“All in all the losses to Scotch Whisky exports have been eye-watering, as a result of a Tory Brexit and the UK government’s lack of action over the US tariffs – it is beyond time the UK government made amends for this.”
A UK Government spokeswoman said the SNP’s £5m claim was “misleading.”
She said: “The impact of the covid pandemic and restrictions across Europe has affected trade and depressed demand, so it is too early to draw firm conclusions on the impacts of our new trading relationship with the EU. The latest export statistics for May also show that the value of goods exports to the EU was higher than the monthly average for 2020.
“We continue to help businesses get the support they need to trade effectively with Europe, including by running export helplines and webinars with experts, providing financial support to SMEs and delaying the introduction of full import controls
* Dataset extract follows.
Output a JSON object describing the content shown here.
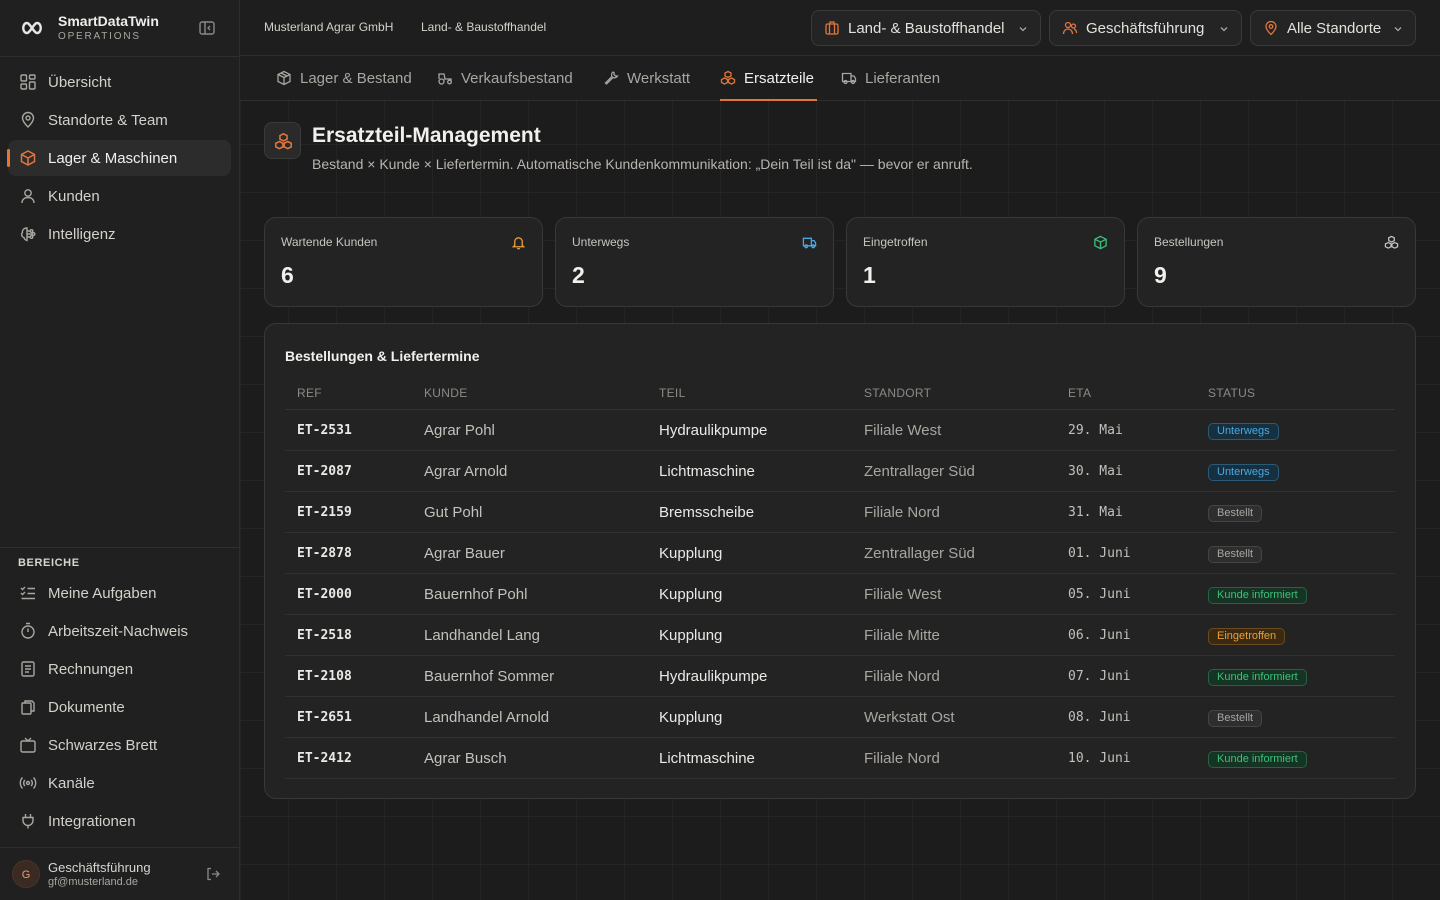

“Industries can also seize new opportunities as we strike new trade deals and reduce trade barriers around the world, as we did when we secured the suspension of the US’s retaliatory tariffs for the Scottish whisky industry earlier this year.”
A spokeswoman for the Scotch Whisky Association (SWA) said: “The way Scotch Whisky is exported to the European Union has changed since Brexit, and producers have had to adapt to changes to customs systems, labelling and paperwork, as well as the withdrawal of some transport services.
“The level of exports fluctuates month by month, and this has been impacted over the past eighteen months by both the Covid-19 pandemic as well as by the UK’s departure from the EU.
“While it was undoubtedly a tough start to the year for companies, the drop in exports in the first quarter is partly explained by increased exports in December 2020.
“Now that infection-control measures in many of our global markets are easing, the pace of the industry’s export recovery is encouraging.”